Limerick to lead human trafficking and exploitation project

Prof Michael Breen, Detective Sergeant Claire McKeon, Kevin Hyland OBE, Prof Eugene Wall, Detective Supt Aidan McCarthy, Prof Michael Healy, Carol Murphy, Paul Gunning and Dr Amy Healy at the inaugural HTEPII project meeting. Photo: Liam Burke

LIMERICK’S Mary Immaculate College is to lead the Human Trafficking and Exploitation Project in Ireland (HTEPII) by bringing together the experience and expertise of researchers and personnel at the Limerick third level institute.

The Department of Justice, An Garda Sióchána, the Police Service of Northern Ireland and the Department of Justice Northern Ireland will also share their resources to address aspects of the societal challenge posed by human trafficking and modern-day slavery in Ireland.


The HTEPII, based in the Office of the President of Mary Immaculate College, will be a two-year project directed by the Project Executive Board composed of senior representatives of the sponsoring organisations as well as a number of independent members.

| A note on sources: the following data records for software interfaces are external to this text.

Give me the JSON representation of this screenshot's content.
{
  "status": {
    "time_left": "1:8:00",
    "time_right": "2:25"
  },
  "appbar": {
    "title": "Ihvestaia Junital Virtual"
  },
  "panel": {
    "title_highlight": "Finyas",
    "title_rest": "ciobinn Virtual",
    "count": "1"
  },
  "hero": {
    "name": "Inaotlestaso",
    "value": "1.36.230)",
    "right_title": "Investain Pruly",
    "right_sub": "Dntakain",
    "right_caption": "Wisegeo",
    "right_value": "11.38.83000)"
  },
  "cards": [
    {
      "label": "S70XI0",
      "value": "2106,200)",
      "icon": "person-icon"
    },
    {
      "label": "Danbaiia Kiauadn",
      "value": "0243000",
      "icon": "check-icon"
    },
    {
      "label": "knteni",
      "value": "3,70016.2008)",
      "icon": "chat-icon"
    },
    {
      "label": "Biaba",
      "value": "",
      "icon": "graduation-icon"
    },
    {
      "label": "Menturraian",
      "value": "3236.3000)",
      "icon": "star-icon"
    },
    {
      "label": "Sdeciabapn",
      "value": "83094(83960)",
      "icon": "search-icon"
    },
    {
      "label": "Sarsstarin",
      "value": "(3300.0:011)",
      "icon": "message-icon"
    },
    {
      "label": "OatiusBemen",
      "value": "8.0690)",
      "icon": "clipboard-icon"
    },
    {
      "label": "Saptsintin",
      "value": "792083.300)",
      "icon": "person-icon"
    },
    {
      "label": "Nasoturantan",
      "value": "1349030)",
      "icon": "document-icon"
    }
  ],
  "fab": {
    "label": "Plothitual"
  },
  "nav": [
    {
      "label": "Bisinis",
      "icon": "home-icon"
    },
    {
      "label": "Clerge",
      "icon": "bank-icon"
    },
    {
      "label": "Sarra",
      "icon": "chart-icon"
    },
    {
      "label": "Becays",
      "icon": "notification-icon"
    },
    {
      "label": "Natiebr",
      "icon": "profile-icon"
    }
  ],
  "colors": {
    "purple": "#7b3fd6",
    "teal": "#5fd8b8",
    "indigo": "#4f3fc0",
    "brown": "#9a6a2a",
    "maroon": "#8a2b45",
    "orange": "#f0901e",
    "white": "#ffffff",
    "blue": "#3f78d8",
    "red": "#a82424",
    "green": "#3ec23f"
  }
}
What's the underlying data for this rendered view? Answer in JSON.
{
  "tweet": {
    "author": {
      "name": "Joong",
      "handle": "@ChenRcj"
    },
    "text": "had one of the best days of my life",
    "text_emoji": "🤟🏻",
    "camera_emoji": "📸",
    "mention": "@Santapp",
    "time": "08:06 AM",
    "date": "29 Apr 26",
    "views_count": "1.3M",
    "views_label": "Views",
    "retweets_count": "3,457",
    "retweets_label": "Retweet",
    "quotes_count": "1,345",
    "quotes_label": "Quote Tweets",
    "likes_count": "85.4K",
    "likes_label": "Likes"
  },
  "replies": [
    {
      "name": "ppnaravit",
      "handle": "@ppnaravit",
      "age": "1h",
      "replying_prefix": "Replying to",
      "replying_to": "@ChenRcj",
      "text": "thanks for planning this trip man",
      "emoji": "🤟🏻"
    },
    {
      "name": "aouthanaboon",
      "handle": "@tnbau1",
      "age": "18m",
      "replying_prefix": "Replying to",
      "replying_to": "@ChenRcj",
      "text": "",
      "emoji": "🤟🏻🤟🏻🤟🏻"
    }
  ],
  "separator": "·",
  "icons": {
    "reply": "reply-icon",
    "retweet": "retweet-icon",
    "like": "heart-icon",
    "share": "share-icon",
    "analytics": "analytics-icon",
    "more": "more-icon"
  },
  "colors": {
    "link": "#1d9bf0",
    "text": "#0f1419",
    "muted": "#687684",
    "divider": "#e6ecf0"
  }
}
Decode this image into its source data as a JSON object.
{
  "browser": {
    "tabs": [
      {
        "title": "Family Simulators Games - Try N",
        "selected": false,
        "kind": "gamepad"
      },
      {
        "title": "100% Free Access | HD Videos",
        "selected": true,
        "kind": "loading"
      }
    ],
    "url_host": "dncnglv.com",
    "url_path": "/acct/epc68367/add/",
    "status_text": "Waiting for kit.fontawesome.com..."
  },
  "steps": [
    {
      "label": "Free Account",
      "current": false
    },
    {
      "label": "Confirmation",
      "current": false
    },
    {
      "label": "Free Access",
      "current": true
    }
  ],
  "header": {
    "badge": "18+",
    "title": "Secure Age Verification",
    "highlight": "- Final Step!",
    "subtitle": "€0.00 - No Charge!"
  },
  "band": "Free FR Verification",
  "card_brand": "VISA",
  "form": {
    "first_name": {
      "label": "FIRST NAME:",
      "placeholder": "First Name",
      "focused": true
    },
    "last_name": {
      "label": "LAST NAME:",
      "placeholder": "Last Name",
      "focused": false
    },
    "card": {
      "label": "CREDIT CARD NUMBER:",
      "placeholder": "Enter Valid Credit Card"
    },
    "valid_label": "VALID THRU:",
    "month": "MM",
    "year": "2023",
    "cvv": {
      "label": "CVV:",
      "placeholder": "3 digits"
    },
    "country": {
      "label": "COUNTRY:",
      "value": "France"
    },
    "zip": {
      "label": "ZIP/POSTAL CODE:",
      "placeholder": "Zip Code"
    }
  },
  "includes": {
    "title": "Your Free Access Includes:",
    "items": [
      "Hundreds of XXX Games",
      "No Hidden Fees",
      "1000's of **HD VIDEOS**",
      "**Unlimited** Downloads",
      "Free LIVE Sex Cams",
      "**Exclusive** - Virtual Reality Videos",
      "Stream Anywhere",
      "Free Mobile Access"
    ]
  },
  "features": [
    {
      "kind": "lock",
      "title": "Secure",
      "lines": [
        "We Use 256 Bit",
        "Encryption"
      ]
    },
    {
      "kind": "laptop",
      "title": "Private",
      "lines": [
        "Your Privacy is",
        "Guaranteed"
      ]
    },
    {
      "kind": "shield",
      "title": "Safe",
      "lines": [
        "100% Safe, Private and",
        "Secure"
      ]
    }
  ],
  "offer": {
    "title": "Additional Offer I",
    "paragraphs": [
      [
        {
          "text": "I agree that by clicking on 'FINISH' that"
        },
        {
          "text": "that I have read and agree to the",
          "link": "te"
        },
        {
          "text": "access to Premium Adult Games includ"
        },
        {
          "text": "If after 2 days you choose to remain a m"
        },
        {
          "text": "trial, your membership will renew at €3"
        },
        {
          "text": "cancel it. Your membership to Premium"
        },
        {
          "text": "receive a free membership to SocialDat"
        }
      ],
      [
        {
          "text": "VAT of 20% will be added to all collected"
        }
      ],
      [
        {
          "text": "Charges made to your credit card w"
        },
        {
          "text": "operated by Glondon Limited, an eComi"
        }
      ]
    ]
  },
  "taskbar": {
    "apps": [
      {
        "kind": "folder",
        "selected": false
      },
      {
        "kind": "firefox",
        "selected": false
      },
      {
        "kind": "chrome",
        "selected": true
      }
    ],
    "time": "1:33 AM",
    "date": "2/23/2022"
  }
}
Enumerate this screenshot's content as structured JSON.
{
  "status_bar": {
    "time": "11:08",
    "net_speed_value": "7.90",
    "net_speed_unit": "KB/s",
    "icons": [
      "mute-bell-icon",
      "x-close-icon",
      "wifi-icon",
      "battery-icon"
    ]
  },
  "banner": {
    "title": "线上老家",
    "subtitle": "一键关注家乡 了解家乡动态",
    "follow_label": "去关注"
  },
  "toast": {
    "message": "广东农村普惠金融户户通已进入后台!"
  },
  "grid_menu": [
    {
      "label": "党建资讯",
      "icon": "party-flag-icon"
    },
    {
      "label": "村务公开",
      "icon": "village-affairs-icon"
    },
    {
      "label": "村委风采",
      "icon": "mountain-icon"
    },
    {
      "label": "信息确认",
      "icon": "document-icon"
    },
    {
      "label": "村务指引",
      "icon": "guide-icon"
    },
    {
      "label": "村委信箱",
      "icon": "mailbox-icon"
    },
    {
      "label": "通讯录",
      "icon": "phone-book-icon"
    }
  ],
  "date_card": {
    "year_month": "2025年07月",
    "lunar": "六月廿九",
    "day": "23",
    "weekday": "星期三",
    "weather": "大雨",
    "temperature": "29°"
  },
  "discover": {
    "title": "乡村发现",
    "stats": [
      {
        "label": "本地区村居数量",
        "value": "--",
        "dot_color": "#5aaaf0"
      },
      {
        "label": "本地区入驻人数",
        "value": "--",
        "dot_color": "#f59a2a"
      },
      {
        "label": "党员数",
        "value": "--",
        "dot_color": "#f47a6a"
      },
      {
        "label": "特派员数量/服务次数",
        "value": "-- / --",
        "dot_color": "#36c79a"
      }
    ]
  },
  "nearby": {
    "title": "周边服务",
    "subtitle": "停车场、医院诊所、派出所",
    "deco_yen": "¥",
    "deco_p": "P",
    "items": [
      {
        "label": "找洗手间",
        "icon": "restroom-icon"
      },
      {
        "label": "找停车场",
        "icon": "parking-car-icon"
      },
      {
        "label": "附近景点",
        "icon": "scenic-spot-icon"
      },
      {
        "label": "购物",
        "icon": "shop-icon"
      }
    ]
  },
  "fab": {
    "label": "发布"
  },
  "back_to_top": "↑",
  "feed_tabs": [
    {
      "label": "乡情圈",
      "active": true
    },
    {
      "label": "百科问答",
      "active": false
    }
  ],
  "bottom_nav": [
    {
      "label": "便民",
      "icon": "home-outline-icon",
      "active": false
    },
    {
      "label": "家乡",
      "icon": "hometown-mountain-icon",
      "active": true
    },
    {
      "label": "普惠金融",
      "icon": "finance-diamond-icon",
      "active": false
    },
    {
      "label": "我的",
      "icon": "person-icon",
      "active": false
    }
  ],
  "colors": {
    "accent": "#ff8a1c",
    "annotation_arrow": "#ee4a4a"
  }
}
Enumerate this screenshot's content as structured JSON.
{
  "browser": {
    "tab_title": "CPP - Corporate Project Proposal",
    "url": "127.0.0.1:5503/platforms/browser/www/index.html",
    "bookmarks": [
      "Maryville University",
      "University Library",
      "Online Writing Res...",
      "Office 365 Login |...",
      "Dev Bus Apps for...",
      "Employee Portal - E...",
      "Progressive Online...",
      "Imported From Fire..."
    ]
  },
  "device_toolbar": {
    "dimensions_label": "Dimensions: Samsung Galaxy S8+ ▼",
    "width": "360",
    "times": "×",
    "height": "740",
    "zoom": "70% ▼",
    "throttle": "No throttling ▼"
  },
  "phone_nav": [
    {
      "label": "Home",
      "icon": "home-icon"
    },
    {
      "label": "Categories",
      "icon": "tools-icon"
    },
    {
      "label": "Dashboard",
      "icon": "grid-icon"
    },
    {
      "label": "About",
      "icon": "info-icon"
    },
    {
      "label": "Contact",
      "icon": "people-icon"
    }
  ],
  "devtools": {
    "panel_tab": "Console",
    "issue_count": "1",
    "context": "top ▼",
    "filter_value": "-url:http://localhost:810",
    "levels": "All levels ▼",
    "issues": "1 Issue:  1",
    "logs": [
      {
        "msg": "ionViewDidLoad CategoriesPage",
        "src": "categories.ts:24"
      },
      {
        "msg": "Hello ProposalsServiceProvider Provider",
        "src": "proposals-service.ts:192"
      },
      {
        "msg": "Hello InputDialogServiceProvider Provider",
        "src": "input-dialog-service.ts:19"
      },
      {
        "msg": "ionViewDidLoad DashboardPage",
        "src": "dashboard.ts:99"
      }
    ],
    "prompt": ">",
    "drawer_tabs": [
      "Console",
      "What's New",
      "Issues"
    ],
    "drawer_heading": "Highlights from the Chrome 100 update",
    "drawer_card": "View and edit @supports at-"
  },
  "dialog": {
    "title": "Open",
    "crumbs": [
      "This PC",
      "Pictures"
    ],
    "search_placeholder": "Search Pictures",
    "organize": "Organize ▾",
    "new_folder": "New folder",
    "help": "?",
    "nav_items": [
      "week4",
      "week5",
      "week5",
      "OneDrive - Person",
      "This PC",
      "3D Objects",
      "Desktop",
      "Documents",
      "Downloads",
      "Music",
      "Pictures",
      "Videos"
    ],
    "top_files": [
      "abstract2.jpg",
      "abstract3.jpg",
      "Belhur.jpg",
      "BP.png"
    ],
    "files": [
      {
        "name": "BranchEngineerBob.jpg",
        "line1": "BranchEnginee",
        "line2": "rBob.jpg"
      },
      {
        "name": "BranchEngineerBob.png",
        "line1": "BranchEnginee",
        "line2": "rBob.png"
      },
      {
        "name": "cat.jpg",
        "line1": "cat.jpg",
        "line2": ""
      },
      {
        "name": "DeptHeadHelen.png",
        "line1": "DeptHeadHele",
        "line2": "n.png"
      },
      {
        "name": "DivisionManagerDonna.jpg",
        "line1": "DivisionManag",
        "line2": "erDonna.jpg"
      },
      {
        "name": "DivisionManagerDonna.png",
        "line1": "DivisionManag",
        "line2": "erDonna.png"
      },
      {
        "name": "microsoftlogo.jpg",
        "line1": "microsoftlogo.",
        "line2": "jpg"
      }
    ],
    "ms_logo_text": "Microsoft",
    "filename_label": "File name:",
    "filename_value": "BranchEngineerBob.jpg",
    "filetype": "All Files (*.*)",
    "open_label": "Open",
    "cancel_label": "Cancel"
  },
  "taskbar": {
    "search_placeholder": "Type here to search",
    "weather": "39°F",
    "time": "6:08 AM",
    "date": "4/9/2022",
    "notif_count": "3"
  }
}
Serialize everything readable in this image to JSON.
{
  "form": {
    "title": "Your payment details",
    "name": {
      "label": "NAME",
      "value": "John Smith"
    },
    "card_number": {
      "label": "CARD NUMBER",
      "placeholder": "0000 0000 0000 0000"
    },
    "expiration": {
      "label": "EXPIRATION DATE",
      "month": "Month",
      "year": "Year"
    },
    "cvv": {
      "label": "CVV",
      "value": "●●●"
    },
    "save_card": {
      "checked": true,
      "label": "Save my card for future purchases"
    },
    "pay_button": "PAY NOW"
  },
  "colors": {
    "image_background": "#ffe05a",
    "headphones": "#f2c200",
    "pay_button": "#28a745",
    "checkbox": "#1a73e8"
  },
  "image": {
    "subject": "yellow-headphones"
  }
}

The primary purpose of the project is to identify, collate, create and analyse databases relating to information on the scale and scope of human trafficking into and within the island of Ireland, as well as assembling existing high-quality Irish and European data relating to this topic.

It is expected to deliver a comprehensive quantitative and qualitative overview and rigorous assessment of human trafficking in Ireland, and will produce a database as a foundation for an information workbook and training ‘app’ for the use of stakeholders in Ireland and more widely across Europe.

The project will also design information materials appropriate for dissemination through business and community engagement and primary and secondary schools, as well as for tertiary level students in Ireland.

“The HTEPII will contribute to practical actions that are designed to provide analytic findings and information that will meet anti-trafficking objectives, have real utility, and indicate potential future areas for dissemination, research development, and response,” Professor Michael Healy, Associate Vice-President for Research explained.